- 11 Mar 20
Exploration of love across generations remains sadly underdeveloped
Name a mainstream non-comedy romance film about two black characters, that isn’t largely defined by hardship and tragedy. Compared to the amount of romance films featuring white characters, and the amount of films featuring black characters enduring oppression, violence and tragedy, the number of films just letting black characters be in love is depressingly low.
Enter The Photograph, directed by Stella Meghie (Insecure, Grownish). Insecure’s Issa Rae plays Mae, a Queens gallery curator who has just lost her mother Christina, a talented photographer who once said during an interview, “I wish I was as good at love as I am working. I wish I didn’t leave people behind so often.”
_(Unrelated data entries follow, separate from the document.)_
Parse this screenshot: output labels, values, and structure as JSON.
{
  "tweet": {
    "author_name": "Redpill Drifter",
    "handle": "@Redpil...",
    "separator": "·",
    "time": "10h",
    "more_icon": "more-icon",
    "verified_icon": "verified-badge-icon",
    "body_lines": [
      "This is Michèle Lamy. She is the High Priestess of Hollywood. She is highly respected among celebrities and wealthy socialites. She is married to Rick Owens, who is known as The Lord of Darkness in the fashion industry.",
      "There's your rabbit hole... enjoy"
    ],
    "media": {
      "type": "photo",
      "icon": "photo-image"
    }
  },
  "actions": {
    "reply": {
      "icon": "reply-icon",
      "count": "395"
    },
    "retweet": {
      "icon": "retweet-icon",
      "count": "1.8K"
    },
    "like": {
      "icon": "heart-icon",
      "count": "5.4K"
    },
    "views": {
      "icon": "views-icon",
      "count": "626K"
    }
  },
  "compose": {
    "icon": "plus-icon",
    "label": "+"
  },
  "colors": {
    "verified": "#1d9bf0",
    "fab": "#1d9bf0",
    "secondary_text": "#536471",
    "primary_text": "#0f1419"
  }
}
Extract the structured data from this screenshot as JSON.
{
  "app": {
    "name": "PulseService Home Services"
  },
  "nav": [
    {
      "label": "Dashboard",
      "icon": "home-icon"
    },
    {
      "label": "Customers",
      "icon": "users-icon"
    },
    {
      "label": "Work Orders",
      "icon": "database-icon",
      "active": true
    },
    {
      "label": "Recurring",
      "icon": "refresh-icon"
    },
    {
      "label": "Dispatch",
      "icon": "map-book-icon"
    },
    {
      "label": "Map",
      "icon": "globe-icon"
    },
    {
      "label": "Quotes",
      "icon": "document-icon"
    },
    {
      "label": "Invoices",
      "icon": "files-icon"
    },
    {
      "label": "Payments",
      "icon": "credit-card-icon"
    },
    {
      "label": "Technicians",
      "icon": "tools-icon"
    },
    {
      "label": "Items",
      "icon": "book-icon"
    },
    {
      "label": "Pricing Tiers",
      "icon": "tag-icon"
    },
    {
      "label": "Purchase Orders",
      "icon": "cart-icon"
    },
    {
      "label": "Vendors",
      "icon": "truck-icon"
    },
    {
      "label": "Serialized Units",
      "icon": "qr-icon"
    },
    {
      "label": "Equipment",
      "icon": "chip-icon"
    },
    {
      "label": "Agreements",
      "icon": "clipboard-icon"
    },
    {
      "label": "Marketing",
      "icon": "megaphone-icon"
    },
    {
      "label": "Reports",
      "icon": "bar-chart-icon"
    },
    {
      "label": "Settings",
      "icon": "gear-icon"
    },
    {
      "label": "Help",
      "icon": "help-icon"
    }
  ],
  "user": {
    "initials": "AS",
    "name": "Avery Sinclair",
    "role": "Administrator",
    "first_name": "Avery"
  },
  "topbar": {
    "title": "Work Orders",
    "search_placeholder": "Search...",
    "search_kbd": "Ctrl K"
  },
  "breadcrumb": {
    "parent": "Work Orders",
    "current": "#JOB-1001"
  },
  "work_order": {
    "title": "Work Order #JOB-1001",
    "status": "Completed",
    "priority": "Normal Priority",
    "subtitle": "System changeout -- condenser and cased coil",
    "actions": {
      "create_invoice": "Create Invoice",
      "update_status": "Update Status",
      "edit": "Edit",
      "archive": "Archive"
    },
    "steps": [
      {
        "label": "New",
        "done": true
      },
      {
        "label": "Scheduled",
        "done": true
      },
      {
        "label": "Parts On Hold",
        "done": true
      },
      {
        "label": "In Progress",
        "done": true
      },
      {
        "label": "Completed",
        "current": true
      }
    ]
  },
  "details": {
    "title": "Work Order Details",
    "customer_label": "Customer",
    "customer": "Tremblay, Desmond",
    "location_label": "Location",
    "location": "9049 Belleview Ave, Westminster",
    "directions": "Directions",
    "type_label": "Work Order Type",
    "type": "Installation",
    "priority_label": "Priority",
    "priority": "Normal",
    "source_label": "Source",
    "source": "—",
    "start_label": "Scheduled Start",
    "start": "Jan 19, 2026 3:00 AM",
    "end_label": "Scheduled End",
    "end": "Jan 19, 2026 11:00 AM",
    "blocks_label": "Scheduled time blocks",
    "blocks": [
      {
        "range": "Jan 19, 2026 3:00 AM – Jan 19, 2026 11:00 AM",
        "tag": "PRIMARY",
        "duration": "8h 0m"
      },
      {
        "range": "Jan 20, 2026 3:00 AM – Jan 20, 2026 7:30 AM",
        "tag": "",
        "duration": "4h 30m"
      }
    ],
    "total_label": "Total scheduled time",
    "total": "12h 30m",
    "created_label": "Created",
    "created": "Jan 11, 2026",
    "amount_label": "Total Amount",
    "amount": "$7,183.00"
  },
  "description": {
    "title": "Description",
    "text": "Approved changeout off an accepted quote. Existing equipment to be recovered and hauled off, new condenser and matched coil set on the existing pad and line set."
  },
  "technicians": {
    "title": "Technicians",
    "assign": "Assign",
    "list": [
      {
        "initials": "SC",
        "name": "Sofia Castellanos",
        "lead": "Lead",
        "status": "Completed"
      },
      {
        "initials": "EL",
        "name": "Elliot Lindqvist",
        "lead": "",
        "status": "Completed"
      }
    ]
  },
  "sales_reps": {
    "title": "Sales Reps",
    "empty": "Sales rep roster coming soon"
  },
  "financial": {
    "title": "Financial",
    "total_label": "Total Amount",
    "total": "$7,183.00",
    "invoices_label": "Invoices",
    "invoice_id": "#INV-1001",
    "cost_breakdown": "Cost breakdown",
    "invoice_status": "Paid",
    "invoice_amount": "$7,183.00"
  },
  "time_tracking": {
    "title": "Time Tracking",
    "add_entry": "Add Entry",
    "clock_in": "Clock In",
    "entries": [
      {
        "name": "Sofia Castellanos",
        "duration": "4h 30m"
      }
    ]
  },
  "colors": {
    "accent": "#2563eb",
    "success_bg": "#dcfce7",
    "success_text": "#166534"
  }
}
It’s a sentiment understood by Michael (Lakeith Stanfield, Sorry To Bother You), a journalist working on a story about Christina in the midst of a break-up and a possible move to London. When he meets Mae, however, these two ambitious, emotionally guarded characters fall for each other quickly, and struggle with how much of themselves they want to give. Flashbacks to 1980s Louisiana show young lovers Christina (Chanté Adams) and doting fisherman Isaac (Y’lan Noel) navigating the same struggle, as Christina feels stifled by small-town life.
It’s fine to have low stakes in a multi-generational exploration of love, but Meghie’s screenplay sadly doesn’t flesh out the bare-bones plot with compelling character detail. Michael and Rae’s conversations are dull and unenlightening, and their characters are always defined in relation to other people; Christina and Mae are compared to their mothers; Michael to his settled-down brother. There’s also a lack of chemistry between Stanfield and Rae, and a badly edited PG-13 sex scene doesn’t help. Likewise, the soundtrack of atmospheric jazz strives to inject tension, turmoil and passion, though only emphasises how little of that we see onscreen.
Rob Morgan (Just Mercy) as an older Isaac gets the knock-out line of the film, saying of Christina, “I didn’t know how to be with a woman I had to keep up with.” It’s a level of insight and emotion the film should have brought to all of its characters. But The Photograph remains (sorry) underdeveloped.
Written and directed by Stella Meghie. Starring Issa Rae, Lakeith Stanfield, Chanté Adams, Y’lan Noel, Lil Rel Howery, Courtney B. Vance. 106 mins.
In cinemas now.